Regarding the grounding – I’m pretty confident this is extremely low resistance. The uFL pads are within a mm of the radio pads and all are contact make – with over solder.

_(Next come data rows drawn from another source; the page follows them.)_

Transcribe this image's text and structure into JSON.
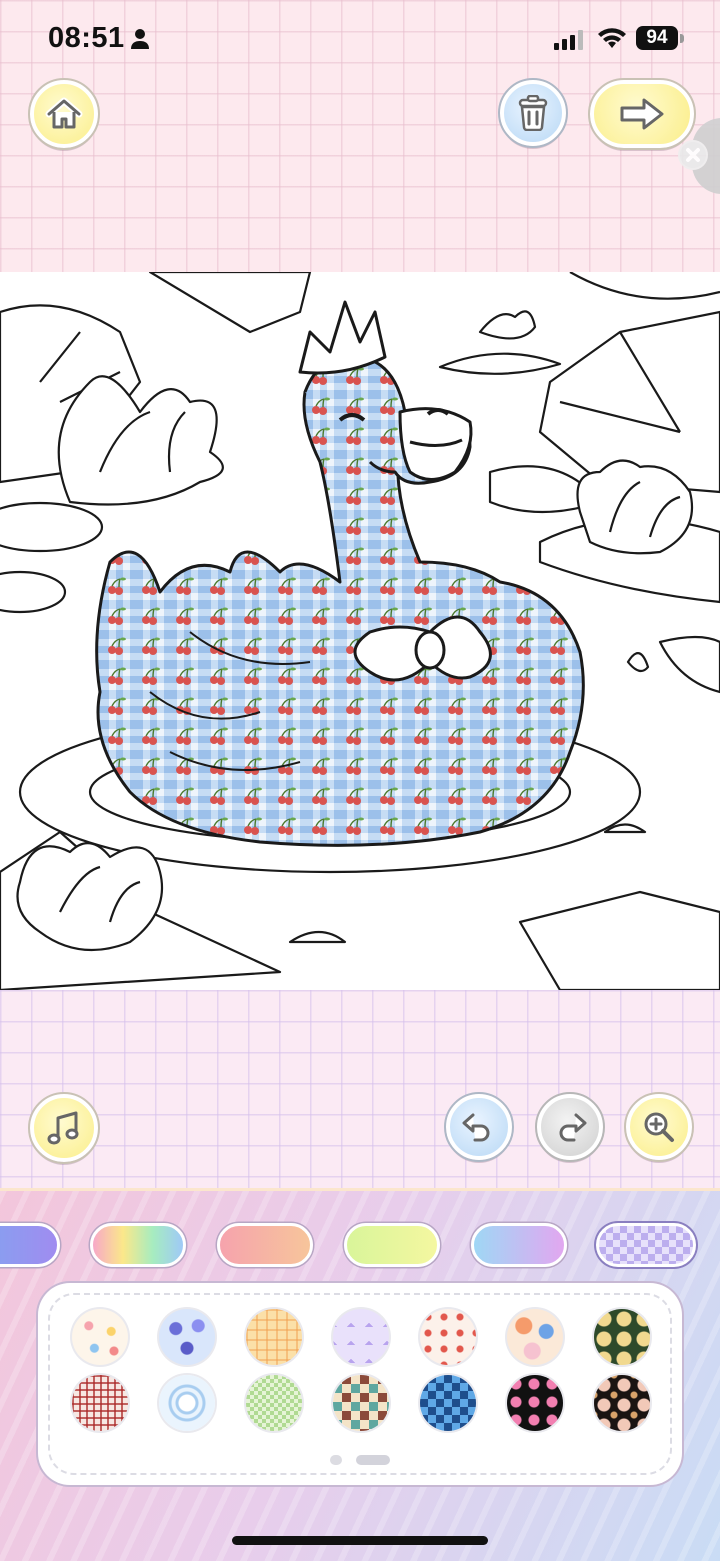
{
  "status_bar": {
    "time": "08:51",
    "battery": "94"
  },
  "toolbar_top": {
    "home_icon": "home-icon",
    "trash_icon": "trash-icon",
    "next_icon": "arrow-right-icon",
    "close_icon": "close-icon"
  },
  "canvas": {
    "subject": "swan-with-crown-and-bow",
    "fill_pattern": "blue-gingham-cherries",
    "colors": {
      "gingham": "#bcd6f2",
      "cherry": "#d9534f",
      "line": "#1a1a1a"
    }
  },
  "toolbar_bottom": {
    "music_icon": "music-note-icon",
    "undo_icon": "undo-icon",
    "redo_icon": "redo-icon",
    "zoom_icon": "zoom-in-icon"
  },
  "categories": [
    {
      "name": "blue-gradient",
      "selected": false
    },
    {
      "name": "rainbow",
      "selected": false
    },
    {
      "name": "peach",
      "selected": false
    },
    {
      "name": "lime",
      "selected": false
    },
    {
      "name": "blue-pink",
      "selected": false
    },
    {
      "name": "pattern-gingham",
      "selected": true
    }
  ],
  "swatches": [
    "floral-cream",
    "blue-tulips",
    "bears-plaid",
    "lavender-tiles",
    "strawberry-dots",
    "retro-flowers",
    "green-damask",
    "red-plaid",
    "blue-circles",
    "green-gingham",
    "patchwork",
    "blue-argyle",
    "pink-hearts",
    "black-floral"
  ],
  "pager": {
    "current_page": 2,
    "total_pages": 2
  }
}
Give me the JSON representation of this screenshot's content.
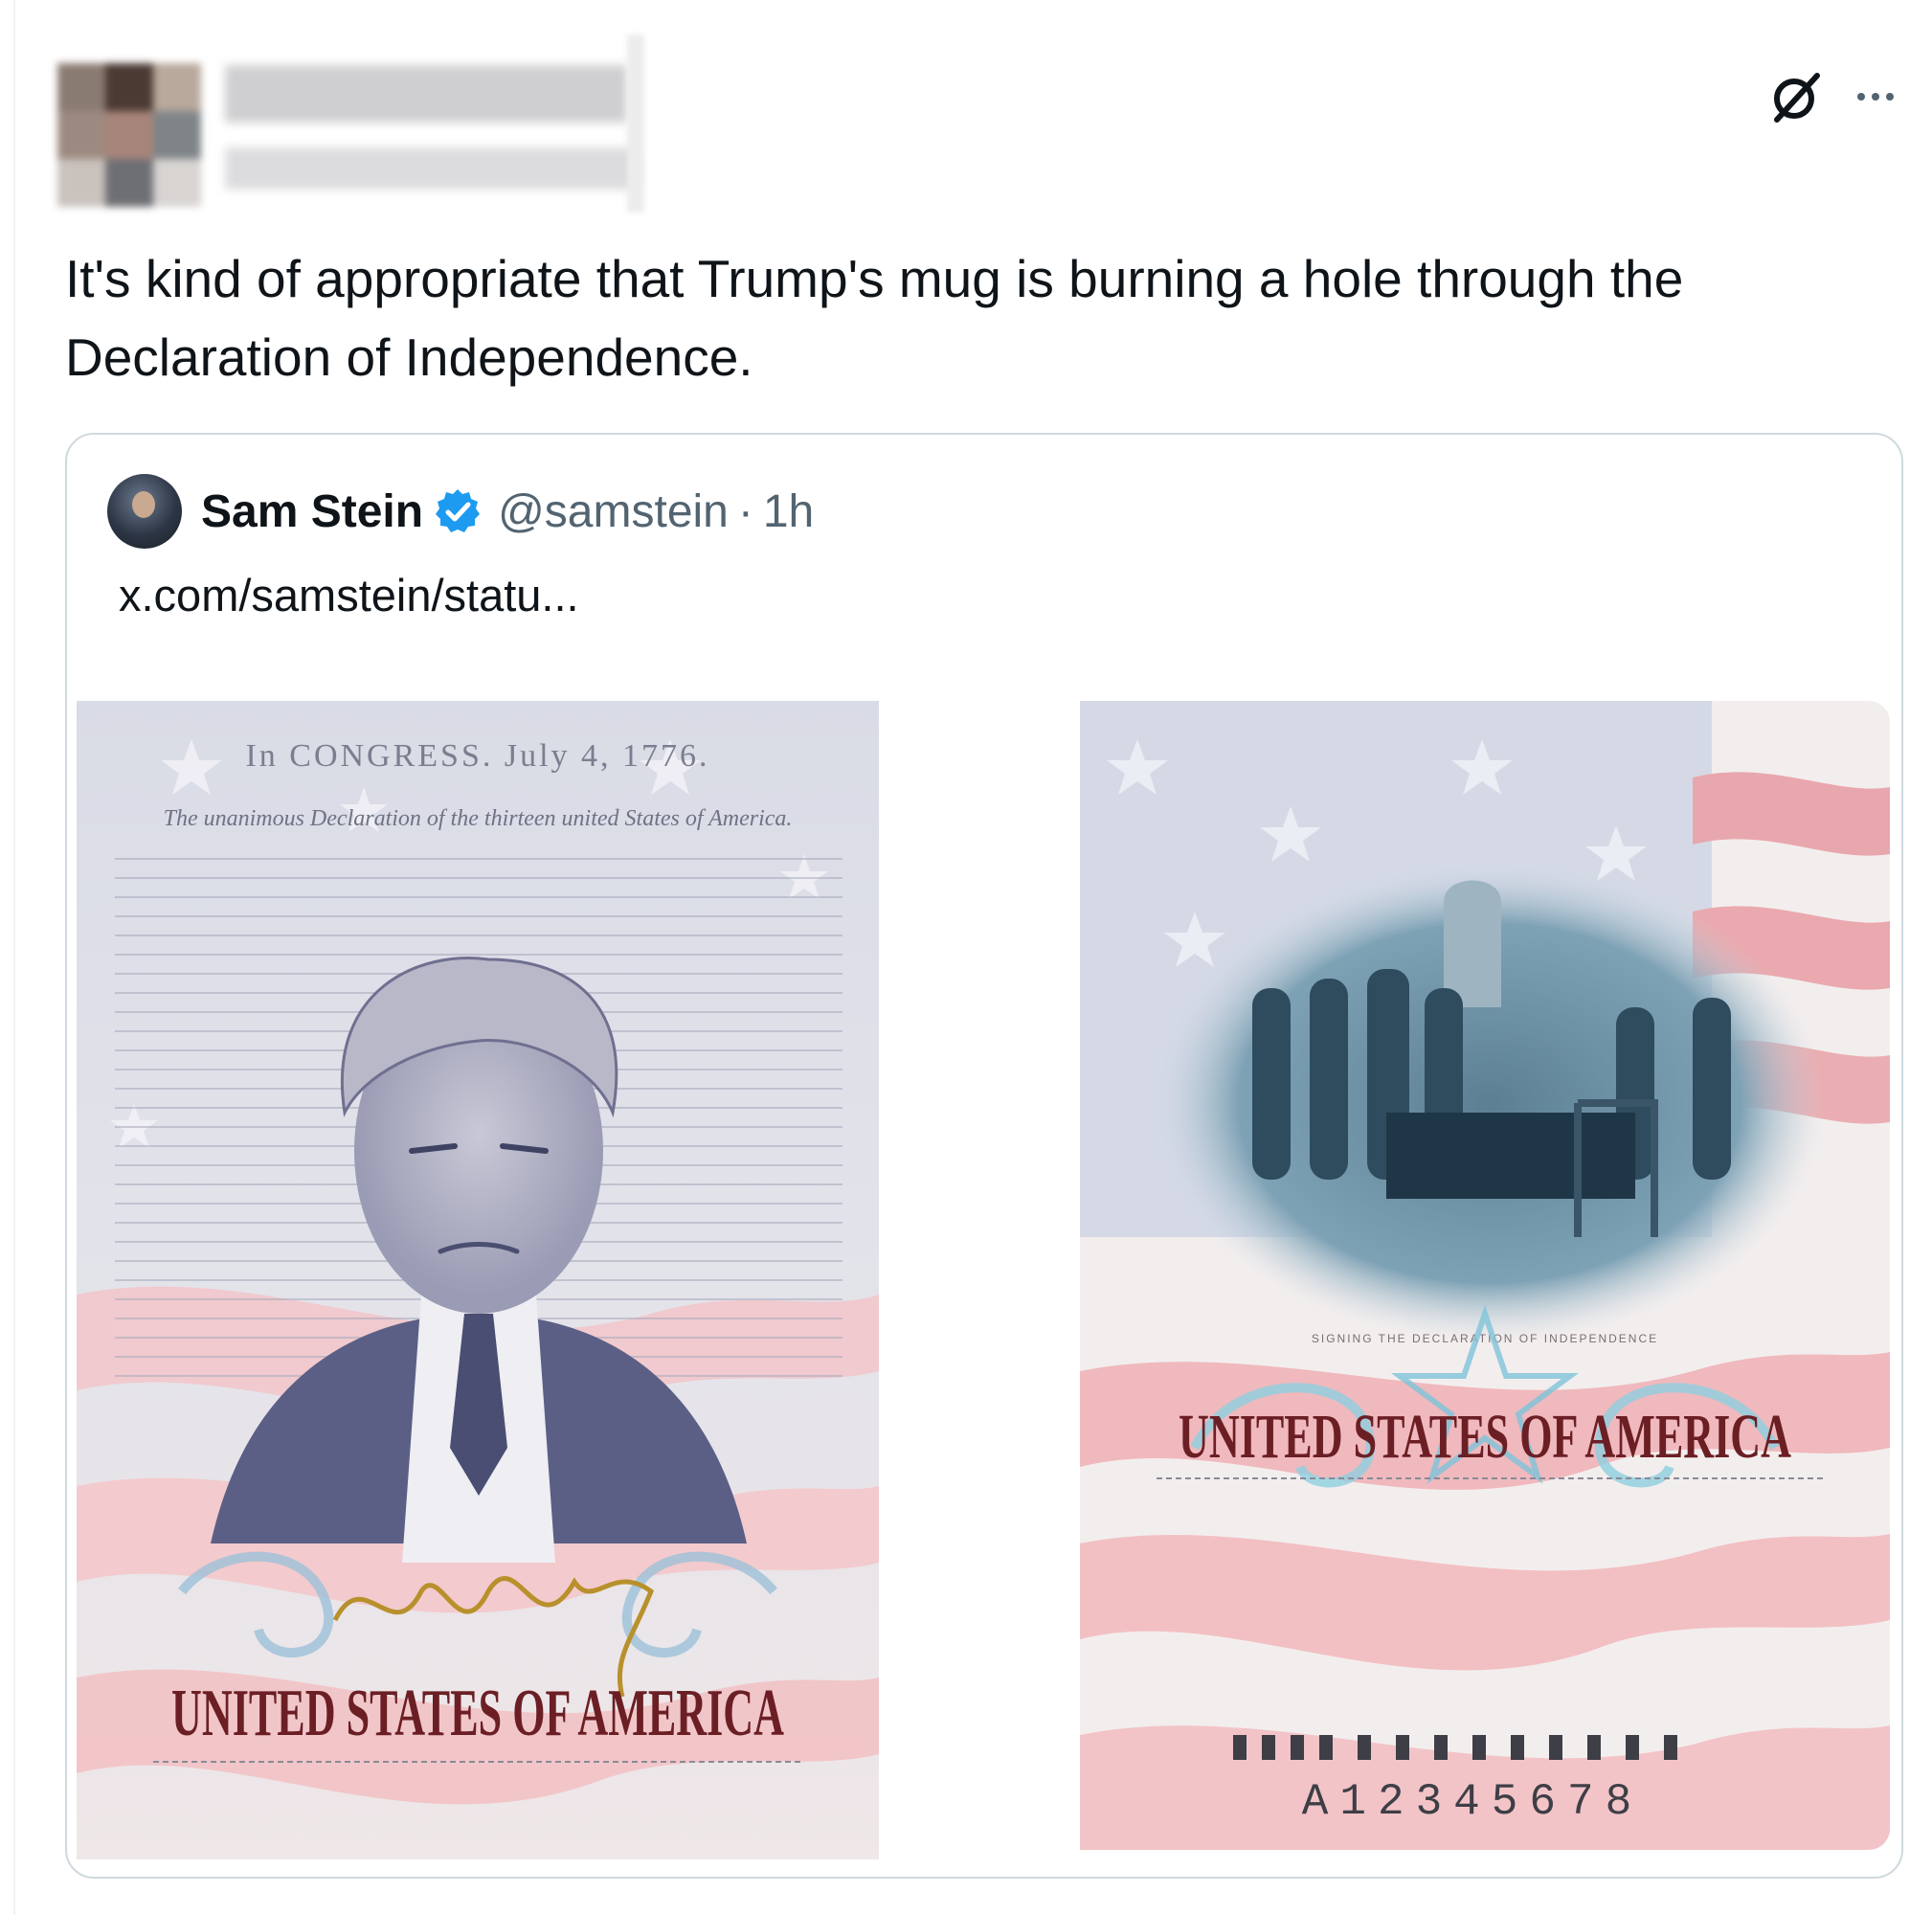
{
  "tweet": {
    "text": "It's kind of appropriate that Trump's mug is burning a hole through the Declaration of Independence.",
    "icons": [
      "grok-icon",
      "more-icon"
    ]
  },
  "quote": {
    "author_name": "Sam Stein",
    "verified": true,
    "handle": "@samstein",
    "separator": "·",
    "time": "1h",
    "link_text": "x.com/samstein/statu..."
  },
  "images": {
    "left": {
      "header": "In CONGRESS. July 4, 1776.",
      "subheader": "The unanimous Declaration of the thirteen united States of America.",
      "title": "UNITED STATES OF AMERICA"
    },
    "right": {
      "caption": "SIGNING THE DECLARATION OF INDEPENDENCE",
      "title": "UNITED STATES OF AMERICA",
      "number": "A12345678"
    }
  },
  "colors": {
    "text": "#0f1419",
    "secondary": "#536471",
    "border": "#cfd9de",
    "verified": "#1d9bf0",
    "title_red": "#6b1f24"
  }
}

Probably as good as Felix’s, Moteino – although his construction techniques would no doubt be better than mine.

Regarding the breadboard assembly, I rigged a RFM69HW to some veroboard and soldered an antenna exactly the same as the ones provided by Felix with the Moteino directly into the Antenna pad trough-hole on the RFM69HW. The SPI wires to the ATMEGA chip were jumpers – the regulator etc... were rigged pretty much in the same way.

One thing I note is that I’m running my config at 1200Bps and the specs for the radio suggest I can get comms at -120 db. With the breadboard assembly, I note I’m getting RSI around -110 at 150 metres before I lose communications (I’ve detailed in this post...
https://lowpowerlab.com/forum/low-power-techniques/low-power-listenmode-with-lower-baud-rates/).
With my current fabricated PCB I never get a connection with anything above 100 dB in ListenMode – and the range is around 80 metres at best.